Researchers compared the three major carriers’ speeds for the weeks of January 12 and January 19. The first week represented the status quo before AT&T made “selective” C-band rollouts and Verizon rolled out C-band more broadly. The following week measured the impact of those rollouts.
During the same period, T-Mobile didn’t add any new spectrum, although it did launch 5G carrier aggregation at the same time the other carriers did the C-band rollouts, Ookla says.
Verizon’s average speeds increased 50% as a result of its C-band rollout, according to Ookla, while AT&T and T-Mobile saw only slight increases.
“This massive improvement in speed shows the power of Verizon’s widespread deployment of C-band spectrum and C-band’s ability to deliver fast speeds,” an Ookla blog post says.
T-Mobile has been the leader in recent Ookla 5G speed tests thanks to the 2.5 GHz mid-band spectrum it gained when it merged with Sprint. But according to Ookla, that could change.

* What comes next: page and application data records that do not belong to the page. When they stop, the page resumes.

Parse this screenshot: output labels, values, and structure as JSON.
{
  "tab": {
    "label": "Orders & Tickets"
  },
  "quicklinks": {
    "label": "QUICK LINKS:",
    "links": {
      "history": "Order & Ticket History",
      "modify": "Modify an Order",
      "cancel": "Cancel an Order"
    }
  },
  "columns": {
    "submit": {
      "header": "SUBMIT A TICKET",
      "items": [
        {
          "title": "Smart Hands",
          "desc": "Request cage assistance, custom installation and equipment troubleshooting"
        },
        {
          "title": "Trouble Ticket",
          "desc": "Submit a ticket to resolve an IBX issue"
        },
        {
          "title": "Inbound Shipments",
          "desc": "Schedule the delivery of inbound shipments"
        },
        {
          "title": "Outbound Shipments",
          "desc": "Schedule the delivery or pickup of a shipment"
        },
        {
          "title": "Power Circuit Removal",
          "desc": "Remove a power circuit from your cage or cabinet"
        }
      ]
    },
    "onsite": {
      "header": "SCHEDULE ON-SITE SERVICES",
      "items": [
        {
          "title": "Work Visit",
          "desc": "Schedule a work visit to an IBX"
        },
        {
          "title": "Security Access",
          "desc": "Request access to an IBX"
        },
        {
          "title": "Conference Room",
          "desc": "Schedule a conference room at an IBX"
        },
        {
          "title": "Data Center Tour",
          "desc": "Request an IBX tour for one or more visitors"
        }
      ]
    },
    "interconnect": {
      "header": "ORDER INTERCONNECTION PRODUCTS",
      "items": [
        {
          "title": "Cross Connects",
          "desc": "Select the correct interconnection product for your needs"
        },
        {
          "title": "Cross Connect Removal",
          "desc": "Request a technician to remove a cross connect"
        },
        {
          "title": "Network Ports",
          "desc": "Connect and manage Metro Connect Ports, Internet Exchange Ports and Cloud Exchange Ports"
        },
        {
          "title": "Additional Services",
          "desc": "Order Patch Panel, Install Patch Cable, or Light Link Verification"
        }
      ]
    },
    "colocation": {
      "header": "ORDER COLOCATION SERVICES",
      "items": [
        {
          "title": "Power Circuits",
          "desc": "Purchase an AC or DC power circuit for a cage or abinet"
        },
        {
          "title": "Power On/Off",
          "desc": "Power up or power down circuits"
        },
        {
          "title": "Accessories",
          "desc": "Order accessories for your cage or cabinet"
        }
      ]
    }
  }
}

“If the trend in increased speed continues, Verizon… could challenge T-Mobile for fastest download speed in our next Speedtest Global Index Market Analysis.”

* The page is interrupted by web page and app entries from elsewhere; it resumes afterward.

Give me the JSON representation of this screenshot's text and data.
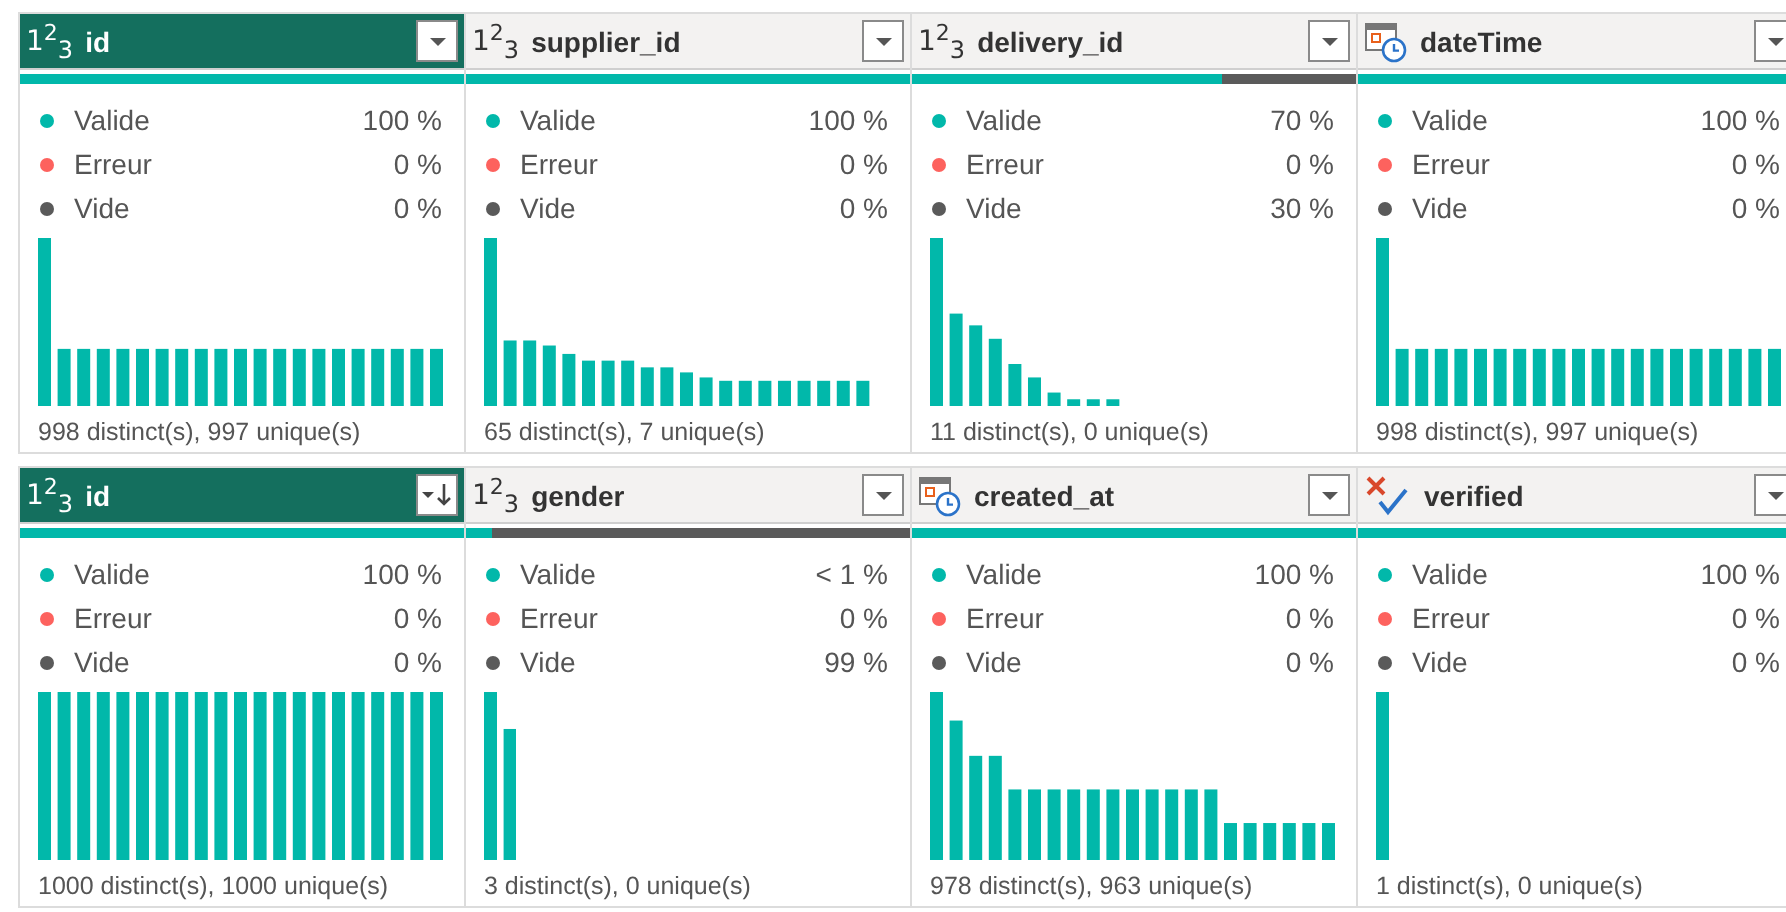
{
  "rows": [
    {
      "columns": [
        {
          "name": "id",
          "kind": "number",
          "type_glyph": "1$^{2}$$_{3}$",
          "selected": true,
          "sorted": false,
          "quality_bar": {
            "level": 1
          },
          "stats": [
            {
              "label": "Valide",
              "value": "100 %",
              "color": "#01b8aa"
            },
            {
              "label": "Erreur",
              "value": "0 %",
              "color": "#fd625e"
            },
            {
              "label": "Vide",
              "value": "0 %",
              "color": "#5a5a5a"
            }
          ],
          "summary": "998 distinct(s), 997 unique(s)"
        },
        {
          "name": "supplier_id",
          "kind": "number",
          "type_glyph": "1$^{2}$$_{3}$",
          "selected": false,
          "sorted": false,
          "quality_bar": {
            "level": 1
          },
          "stats": [
            {
              "label": "Valide",
              "value": "100 %",
              "color": "#01b8aa"
            },
            {
              "label": "Erreur",
              "value": "0 %",
              "color": "#fd625e"
            },
            {
              "label": "Vide",
              "value": "0 %",
              "color": "#5a5a5a"
            }
          ],
          "summary": "65 distinct(s), 7 unique(s)"
        },
        {
          "name": "delivery_id",
          "kind": "number",
          "type_glyph": "1$^{2}$$_{3}$",
          "selected": false,
          "sorted": false,
          "quality_bar": {
            "level": 0.7
          },
          "stats": [
            {
              "label": "Valide",
              "value": "70 %",
              "color": "#01b8aa"
            },
            {
              "label": "Erreur",
              "value": "0 %",
              "color": "#fd625e"
            },
            {
              "label": "Vide",
              "value": "30 %",
              "color": "#5a5a5a"
            }
          ],
          "summary": "11 distinct(s), 0 unique(s)"
        },
        {
          "name": "dateTime",
          "kind": "datetime",
          "selected": false,
          "sorted": false,
          "quality_bar": {
            "level": 1
          },
          "stats": [
            {
              "label": "Valide",
              "value": "100 %",
              "color": "#01b8aa"
            },
            {
              "label": "Erreur",
              "value": "0 %",
              "color": "#fd625e"
            },
            {
              "label": "Vide",
              "value": "0 %",
              "color": "#5a5a5a"
            }
          ],
          "summary": "998 distinct(s), 997 unique(s)"
        }
      ]
    },
    {
      "columns": [
        {
          "name": "id",
          "kind": "number",
          "type_glyph": "1$^{2}$$_{3}$",
          "selected": true,
          "sorted": true,
          "quality_bar": {
            "level": 1
          },
          "stats": [
            {
              "label": "Valide",
              "value": "100 %",
              "color": "#01b8aa"
            },
            {
              "label": "Erreur",
              "value": "0 %",
              "color": "#fd625e"
            },
            {
              "label": "Vide",
              "value": "0 %",
              "color": "#5a5a5a"
            }
          ],
          "summary": "1000 distinct(s), 1000 unique(s)"
        },
        {
          "name": "gender",
          "kind": "number",
          "type_glyph": "1$^{2}$$_{3}$",
          "selected": false,
          "sorted": false,
          "quality_bar": {
            "level": 0.06
          },
          "stats": [
            {
              "label": "Valide",
              "value": "< 1 %",
              "color": "#01b8aa"
            },
            {
              "label": "Erreur",
              "value": "0 %",
              "color": "#fd625e"
            },
            {
              "label": "Vide",
              "value": "99 %",
              "color": "#5a5a5a"
            }
          ],
          "summary": "3 distinct(s), 0 unique(s)"
        },
        {
          "name": "created_at",
          "kind": "datetime",
          "selected": false,
          "sorted": false,
          "quality_bar": {
            "level": 1
          },
          "stats": [
            {
              "label": "Valide",
              "value": "100 %",
              "color": "#01b8aa"
            },
            {
              "label": "Erreur",
              "value": "0 %",
              "color": "#fd625e"
            },
            {
              "label": "Vide",
              "value": "0 %",
              "color": "#5a5a5a"
            }
          ],
          "summary": "978 distinct(s), 963 unique(s)"
        },
        {
          "name": "verified",
          "kind": "boolean",
          "selected": false,
          "sorted": false,
          "quality_bar": {
            "level": 1
          },
          "stats": [
            {
              "label": "Valide",
              "value": "100 %",
              "color": "#01b8aa"
            },
            {
              "label": "Erreur",
              "value": "0 %",
              "color": "#fd625e"
            },
            {
              "label": "Vide",
              "value": "0 %",
              "color": "#5a5a5a"
            }
          ],
          "summary": "1 distinct(s), 0 unique(s)"
        }
      ]
    }
  ]
}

AT&T, T-Mobile and Verizon all won spectrum in the C-band auction, but Verizon’s winnings were the largest and T-Mobile’s the smallest of the three. And both AT&T and Verizon won spectrum in markets where the satellite operators who have traditionally used the spectrum and who shared in the auction proceeds, agreed to early clearing. T-Mobile won’t be able to deploy its C-band spectrum until later.
Another Future 5G Speed Leader?
AT&T, however, was the biggest winner in a more recent mid-band spectrum auction – Auction 110 of spectrum in the 3.45-3.55 GHz band. And according to Ookla, the company expects to deploy additional C-band spectrum at the same time that it undertakes its deployments in the 3.45-3.55 GHz band.
Verizon didn’t win any spectrum in the 3.45-3.55 GHz band, and T-Mobile won a relatively small amount.
The additional spectrum that AT&T gained could “revolutionize” that company’s speeds in the second half of 2022, Ookla’s analysis suggests, potentially creating another shakeup in 5G speed leadership at that time.